Norfolk Naval Shipyard (NNSY) cut the ribbon on its new Production Training Facility November 30. 

This four-story multipurpose building is NNSY’s largest completed project to date as part of Naval Facilities Engineering Systems Command’s (NAVFAC) Shipyard Infrastructure Optimization Program (SIOP).  It will consolidate training that was previously spread across the shipyard into a single 157,000 square-foot, $73.3 million dollar facility. 

Featuring 34 academic classrooms and 26 mock-up areas, this will become the training hub for NNSY’s production workforce of more than 4,500 employees as well as personnel in the departments of Quality Assurance, Operations, Engineering and Planning, and Lifting and Handling. It will also support future training requirements associated with Gerald R. Ford Class Carriers and Virginia Class Submarines, strategically positioning the shipyard to support The Navy Our Nation Needs. 

The facility will provide applied instruction using drydock, carrier shipboard, and fall protection mock-ups, and features dedicated training areas in pipefitting, welding, crane and rigging, and motor and generator repair.  Amenities at NNSY’s newest building include outdoor seating areas, break rooms, study rooms and a mini-mart. 

“This facility will not only help in meeting our one mission in the repair, modernization and inactivation of our Navy’s warships and training platforms, but absolutely to do it as one team,” said Shipyard Commander Captain Dianna Wolfson.  “From this very place, we will be providing training for ships that will be in service decades from now, and training thousands upon thousands of shipyard employees who will develop and strengthen foundational skills for their entire careers.”

At the ceremony, Rear Admiral Maria “Lore” Aguayo, Commander, NAVFAC Atlantic, discussed this “precedence setting” project that involved establishing a Resident Officer in Charge of Construction (ROICC) office for NNSY.  The ROICC office is dedicated to overseeing the execution of SIOP projects, currently estimated to be more than $2.4 billion dollars.   To complete this project, NNSY’s ROICC, Commander Kendall Chapman, coordinated with engineering partner Clark Nexsen on developing requirements and completing the initial design, and RQ Construction, LLC, based in Carlsbad, Calif., for completing design and construction of the facility.

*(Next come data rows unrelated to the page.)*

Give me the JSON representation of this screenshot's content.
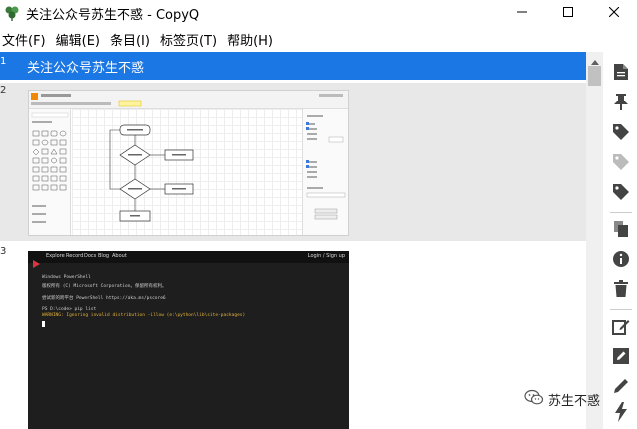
{
  "window": {
    "title": "关注公众号苏生不惑 - CopyQ",
    "app_icon": "copyq-icon",
    "controls": [
      "minimize-icon",
      "maximize-icon",
      "close-icon"
    ]
  },
  "menu": {
    "items": [
      "文件(F)",
      "编辑(E)",
      "条目(I)",
      "标签页(T)",
      "帮助(H)"
    ]
  },
  "items": [
    {
      "number": "1",
      "text": "关注公众号苏生不惑",
      "selected": true
    },
    {
      "number": "2",
      "type": "image",
      "content": "diagram-editor-screenshot"
    },
    {
      "number": "3",
      "type": "image",
      "content": "terminal-screenshot",
      "nav": [
        "Explore",
        "Record",
        "Docs",
        "Blog",
        "About"
      ],
      "nav_right": "Login / Sign up",
      "lines": [
        "Windows PowerShell",
        "版权所有 (C) Microsoft Corporation。保留所有权利。",
        "尝试新的跨平台 PowerShell https://aka.ms/pscore6",
        "PS D:\\code> pip list",
        "WARNING: Ignoring invalid distribution -illow (e:\\python\\lib\\site-packages)"
      ]
    }
  ],
  "toolbar": {
    "icons": [
      "document-icon",
      "pin-icon",
      "tag-icon",
      "tag-disabled-icon",
      "tag-icon",
      "copy-icon",
      "info-icon",
      "trash-icon",
      "edit-external-icon",
      "edit-icon",
      "pencil-icon",
      "lightning-icon"
    ]
  },
  "watermark": {
    "text": "苏生不惑",
    "icon": "wechat-icon"
  },
  "colors": {
    "selection": "#1a77e3",
    "row_alt": "#e8e8e8",
    "icon": "#444444"
  }
}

“The collective team came together and did a fantastic job delivering this amazing facility,” said Aguayo. “It was not always easy.  The team overcame the challenges of navigating through unprecedented COVID-19 impacts which caused significant manufacturing delays and skilled labor shortages along with the complexity of working in the shipyard.  However, the team worked together seamlessly and always found a way to keep moving forward.  I thank everyone who worked so hard to execute this impressive and critically important project for the Navy.”

Marrying past and future, this facility includes a number of touches paying tribute to NNSY’s 255-year history, including photo murals from as recent as 2020 when NNSY hosted two carriers at the same pier, to imagery of the USS Arizona (BB-39) which was thoroughly modernized at NNSY from 1929-1931 prior to its tragic loss during the Pearl Harbor attack in 1941.   

Several community leaders attended the ribboncutting, including Portsmouth Mayor Shannon Glover, Norfolk Mayor Kenny Alexander, and numerous Portsmouth council and school board members. 

Prior to cutting the ribbon, NAVSEA Commander Vice Admiral Bill Galinis commended the shipyard workforce for what it achieves every day while now being able to benefit from a facility having academics and application under one roof.  “You can have the best facilities, technologies and processes, but it’s really about the men and women on our waterfront every day, working day and night to return ships back to the Fleet,” said Galinis.  “The work that you do every day matters and makes a difference.”